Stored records
***

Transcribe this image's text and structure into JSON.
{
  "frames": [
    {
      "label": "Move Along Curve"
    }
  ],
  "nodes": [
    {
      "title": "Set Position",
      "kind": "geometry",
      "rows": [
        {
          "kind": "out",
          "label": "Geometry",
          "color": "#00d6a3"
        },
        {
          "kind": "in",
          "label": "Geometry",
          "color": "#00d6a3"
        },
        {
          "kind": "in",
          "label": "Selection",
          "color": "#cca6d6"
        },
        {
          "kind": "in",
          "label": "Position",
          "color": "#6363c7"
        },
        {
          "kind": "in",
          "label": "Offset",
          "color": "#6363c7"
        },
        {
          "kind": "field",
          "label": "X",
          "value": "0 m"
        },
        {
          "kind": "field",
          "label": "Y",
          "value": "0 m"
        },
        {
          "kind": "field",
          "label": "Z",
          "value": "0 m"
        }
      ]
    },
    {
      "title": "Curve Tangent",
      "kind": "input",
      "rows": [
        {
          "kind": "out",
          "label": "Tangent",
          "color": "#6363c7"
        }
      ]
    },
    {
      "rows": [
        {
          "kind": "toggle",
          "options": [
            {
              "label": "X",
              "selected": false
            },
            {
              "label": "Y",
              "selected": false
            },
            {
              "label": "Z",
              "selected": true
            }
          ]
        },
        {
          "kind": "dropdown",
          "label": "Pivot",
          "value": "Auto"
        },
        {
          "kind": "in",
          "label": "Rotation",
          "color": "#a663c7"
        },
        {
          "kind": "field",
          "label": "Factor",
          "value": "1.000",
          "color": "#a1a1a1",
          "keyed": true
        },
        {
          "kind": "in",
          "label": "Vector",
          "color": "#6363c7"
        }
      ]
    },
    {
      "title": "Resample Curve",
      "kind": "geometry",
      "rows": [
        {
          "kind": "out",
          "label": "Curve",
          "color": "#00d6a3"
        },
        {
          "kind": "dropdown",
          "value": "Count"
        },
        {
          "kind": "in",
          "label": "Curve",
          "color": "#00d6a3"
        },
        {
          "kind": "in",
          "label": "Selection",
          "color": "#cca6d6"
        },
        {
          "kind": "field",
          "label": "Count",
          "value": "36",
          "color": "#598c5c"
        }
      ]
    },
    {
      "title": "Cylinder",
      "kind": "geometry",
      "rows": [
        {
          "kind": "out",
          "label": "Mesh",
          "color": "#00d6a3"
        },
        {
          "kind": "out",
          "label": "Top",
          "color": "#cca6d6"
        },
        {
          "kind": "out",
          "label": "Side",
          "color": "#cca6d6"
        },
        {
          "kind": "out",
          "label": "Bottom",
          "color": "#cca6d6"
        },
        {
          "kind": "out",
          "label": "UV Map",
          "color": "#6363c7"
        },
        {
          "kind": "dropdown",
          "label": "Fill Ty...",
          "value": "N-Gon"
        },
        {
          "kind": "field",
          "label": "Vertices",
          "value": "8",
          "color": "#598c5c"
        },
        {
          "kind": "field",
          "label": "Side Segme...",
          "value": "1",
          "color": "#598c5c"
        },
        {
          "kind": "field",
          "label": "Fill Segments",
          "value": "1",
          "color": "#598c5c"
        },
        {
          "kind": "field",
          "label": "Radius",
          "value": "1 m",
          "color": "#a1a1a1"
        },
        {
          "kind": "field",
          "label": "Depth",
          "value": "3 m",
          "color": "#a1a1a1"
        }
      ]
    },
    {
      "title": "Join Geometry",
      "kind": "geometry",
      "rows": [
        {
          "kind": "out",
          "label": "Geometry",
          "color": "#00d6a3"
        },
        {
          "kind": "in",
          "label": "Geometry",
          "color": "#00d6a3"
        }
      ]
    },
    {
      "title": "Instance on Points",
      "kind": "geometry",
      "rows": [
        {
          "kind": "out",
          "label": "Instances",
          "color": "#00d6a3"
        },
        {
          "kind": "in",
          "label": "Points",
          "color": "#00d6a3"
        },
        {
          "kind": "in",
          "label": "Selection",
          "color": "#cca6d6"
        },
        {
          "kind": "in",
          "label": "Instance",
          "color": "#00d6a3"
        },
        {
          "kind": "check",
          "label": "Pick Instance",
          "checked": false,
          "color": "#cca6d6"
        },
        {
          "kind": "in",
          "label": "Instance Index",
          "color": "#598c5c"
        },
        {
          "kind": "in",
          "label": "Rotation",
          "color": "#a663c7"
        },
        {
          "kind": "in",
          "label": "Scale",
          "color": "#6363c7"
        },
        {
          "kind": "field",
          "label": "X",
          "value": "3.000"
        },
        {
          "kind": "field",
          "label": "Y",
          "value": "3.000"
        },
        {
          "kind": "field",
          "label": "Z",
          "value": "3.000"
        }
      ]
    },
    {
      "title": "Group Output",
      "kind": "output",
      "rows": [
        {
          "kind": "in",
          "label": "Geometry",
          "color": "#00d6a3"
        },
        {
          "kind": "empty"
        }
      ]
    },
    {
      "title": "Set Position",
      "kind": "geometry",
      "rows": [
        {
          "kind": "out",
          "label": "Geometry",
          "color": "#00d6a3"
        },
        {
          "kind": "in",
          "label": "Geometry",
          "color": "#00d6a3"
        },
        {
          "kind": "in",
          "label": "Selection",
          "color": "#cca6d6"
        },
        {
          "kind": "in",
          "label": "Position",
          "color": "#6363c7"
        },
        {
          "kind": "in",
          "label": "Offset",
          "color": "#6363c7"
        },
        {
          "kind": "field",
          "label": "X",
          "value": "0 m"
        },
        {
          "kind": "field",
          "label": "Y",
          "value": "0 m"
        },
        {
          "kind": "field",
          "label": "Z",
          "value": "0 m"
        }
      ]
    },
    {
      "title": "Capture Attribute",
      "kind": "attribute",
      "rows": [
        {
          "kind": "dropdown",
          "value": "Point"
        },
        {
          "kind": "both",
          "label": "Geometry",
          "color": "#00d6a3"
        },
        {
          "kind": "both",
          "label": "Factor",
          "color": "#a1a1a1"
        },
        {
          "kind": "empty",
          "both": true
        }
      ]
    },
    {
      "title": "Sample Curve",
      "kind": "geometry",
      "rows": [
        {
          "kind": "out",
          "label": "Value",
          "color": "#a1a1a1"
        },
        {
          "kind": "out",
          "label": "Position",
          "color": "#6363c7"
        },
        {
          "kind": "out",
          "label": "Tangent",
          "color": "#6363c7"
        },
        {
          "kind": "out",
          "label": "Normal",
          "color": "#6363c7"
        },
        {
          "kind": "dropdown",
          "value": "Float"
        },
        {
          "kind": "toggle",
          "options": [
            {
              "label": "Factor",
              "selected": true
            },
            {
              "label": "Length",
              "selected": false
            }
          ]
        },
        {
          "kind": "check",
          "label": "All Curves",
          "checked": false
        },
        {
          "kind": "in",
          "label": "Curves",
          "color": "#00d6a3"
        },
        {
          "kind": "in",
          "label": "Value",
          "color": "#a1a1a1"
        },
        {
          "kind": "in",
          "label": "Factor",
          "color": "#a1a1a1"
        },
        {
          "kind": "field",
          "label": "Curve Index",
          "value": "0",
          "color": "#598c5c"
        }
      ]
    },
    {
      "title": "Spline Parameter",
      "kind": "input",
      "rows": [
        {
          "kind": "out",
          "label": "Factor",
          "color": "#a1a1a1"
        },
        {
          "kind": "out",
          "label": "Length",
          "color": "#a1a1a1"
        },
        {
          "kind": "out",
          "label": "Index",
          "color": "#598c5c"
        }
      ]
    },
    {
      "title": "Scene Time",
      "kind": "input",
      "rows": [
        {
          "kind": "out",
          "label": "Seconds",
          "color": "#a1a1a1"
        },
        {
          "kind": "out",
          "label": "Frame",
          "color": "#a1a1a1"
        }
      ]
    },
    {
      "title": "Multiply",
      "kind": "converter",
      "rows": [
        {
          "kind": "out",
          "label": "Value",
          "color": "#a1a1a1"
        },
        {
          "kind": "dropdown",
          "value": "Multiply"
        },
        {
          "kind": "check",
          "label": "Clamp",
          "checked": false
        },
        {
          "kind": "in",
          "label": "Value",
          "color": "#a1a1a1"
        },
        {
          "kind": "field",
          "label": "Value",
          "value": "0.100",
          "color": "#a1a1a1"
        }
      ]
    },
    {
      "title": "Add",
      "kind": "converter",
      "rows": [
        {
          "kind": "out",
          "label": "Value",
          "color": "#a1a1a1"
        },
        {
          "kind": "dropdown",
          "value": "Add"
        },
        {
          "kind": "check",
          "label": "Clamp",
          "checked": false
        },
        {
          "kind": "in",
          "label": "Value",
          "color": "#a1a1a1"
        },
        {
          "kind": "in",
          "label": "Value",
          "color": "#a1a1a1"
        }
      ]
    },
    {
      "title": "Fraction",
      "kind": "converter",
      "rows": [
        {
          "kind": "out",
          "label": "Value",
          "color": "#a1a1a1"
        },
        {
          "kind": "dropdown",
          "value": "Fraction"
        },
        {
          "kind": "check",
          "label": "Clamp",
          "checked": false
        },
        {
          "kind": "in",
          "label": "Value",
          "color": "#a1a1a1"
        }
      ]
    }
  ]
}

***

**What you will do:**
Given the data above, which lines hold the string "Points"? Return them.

**Response to the exercise:**
      "title": "Instance on Points",
          "label": "Points",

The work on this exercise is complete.